Best Tribute to the Gangrape victim: Let us all become parents to the city and its women
Sometimes in the face of extreme adversity comes extreme courage.
When I read about the girl in Delhi who was the victim of gangrape and what she is going through as well as her love of life and strength to fight back despite of what she has left with her of her life – psychologically, mentally, and physically – I have nothing much utmost admiration and love for her.
As per the police, she was very forthcoming about giving her statement to the DCP Chhaya Sharma as well as to the Magistrate. She is breathing on her, without the ventilator, so soon after her operations.
This is despite the inhumanely brutal rape by those 6 guys in a moving bus and later the impact of that on her body. Those animals had inserted an iron rod in her and the force of taking it out was so much that the intestines also came out along with it. So damaged were the intestines, that they had to be taken out completely. Now, she will have to live her life with no intestines, which is a very damning state to be in. For her entire life now she will not be able to eat anything.. she can only take intravenous food that doesn’t need digestion.
This is what happened right after the incident as she stumbled upto a PCR in a battered body but alert mind.
“Please don’t tell my parents,” she had begged after three Delhi Police personnel came to her rescue. The PCR had to wail its siren incessantly to be able to steer through the throng of onlookers staring at her ruthlessly assaulted body. As dozens of men merely looked on, her battered body was covered in a green sheet by her 28-year-old friend and the police officials.
“While her friend was able to limp onto the PCR, the woman had to be carried and carefully put inside. She asked them not to tell her parents about what had happened to her, spitting blood every time she moved her mouth,” said an officer. The PCR staff, struggling to come to terms with the sight before them had to muster courage, a source claimed, to look her in the eye and give her a false reassurance before she fainted. She was told she needn’t worry and they would tell her parents she had been in a very bad road accident.
Minutes later, an officer said, the vehicle pulled into the Safdarjung Hospital and the victim was conscious as soon as she was laid on her bed. “I’m a physiotherapist,” she the doctor. “I’ve done a four-year course and I’m interning at a hospital, too,” she had said before fainting again, claimed the PCR personnel. (link)

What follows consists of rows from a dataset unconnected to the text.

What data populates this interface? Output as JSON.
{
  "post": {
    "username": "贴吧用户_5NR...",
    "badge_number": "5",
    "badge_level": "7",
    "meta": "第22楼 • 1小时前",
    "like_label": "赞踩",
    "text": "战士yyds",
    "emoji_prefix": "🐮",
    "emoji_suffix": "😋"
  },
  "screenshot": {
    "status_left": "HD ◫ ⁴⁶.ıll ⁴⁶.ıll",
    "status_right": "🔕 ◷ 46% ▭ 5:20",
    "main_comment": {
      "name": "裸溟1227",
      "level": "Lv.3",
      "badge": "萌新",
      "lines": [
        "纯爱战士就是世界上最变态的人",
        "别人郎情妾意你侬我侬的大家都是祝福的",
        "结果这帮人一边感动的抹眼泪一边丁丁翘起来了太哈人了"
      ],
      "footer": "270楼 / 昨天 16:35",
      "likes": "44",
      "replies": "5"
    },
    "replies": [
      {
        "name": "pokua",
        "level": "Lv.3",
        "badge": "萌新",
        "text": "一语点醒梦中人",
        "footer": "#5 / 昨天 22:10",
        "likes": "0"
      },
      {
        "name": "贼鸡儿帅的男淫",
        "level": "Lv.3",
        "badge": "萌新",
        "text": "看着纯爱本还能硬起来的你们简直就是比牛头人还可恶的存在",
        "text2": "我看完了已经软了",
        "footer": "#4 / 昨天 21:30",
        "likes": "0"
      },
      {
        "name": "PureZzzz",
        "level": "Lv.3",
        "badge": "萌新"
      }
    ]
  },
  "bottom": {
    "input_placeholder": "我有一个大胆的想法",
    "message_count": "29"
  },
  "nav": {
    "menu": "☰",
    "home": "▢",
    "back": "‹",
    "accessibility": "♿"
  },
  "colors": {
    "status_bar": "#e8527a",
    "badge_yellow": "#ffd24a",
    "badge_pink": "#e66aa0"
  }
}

We are seeing the scenes of so many people out there in Delhi protesting at Jantar Mantar and Raisina Hills so enthusiastically. But I wonder if such an incident happened in front of any of them, would they still be onlookers as so many men were when this girl stumbled upto the police van.
The problem with our society is that it keeps looking on in times of extreme situations that others are facing. The community feeling, where someone else’s kid is as precious as my kid is just lost. I was struck by how the Newtown community has come together to join hands and support the parents who have lost their kids. How those kids now belong to everyone in the community.
This girl – and all those in Delhi – should be adopted by the communities throughout Delhi as their own daughters. As precious and as vulnerable. The vigil and the concern they would have for their own daughter should be extended to others’ daughters as well. Only when there is large, voluntary and mutual community feeling of love and concern.. when we are a parent to the whole city, will Delhi have a chance to bring up normal women.
This girl didn’t have to go through such hell, which she is somehow, with her courage and grace converting into a blessing for herself and countless others as she shakes the conscience of a nation single-handedly. But her work, her fight and her pain will go in vain, if at the end of her ordeal, her trauma doesn’t make all of us into community parents. Make us be parents to the city.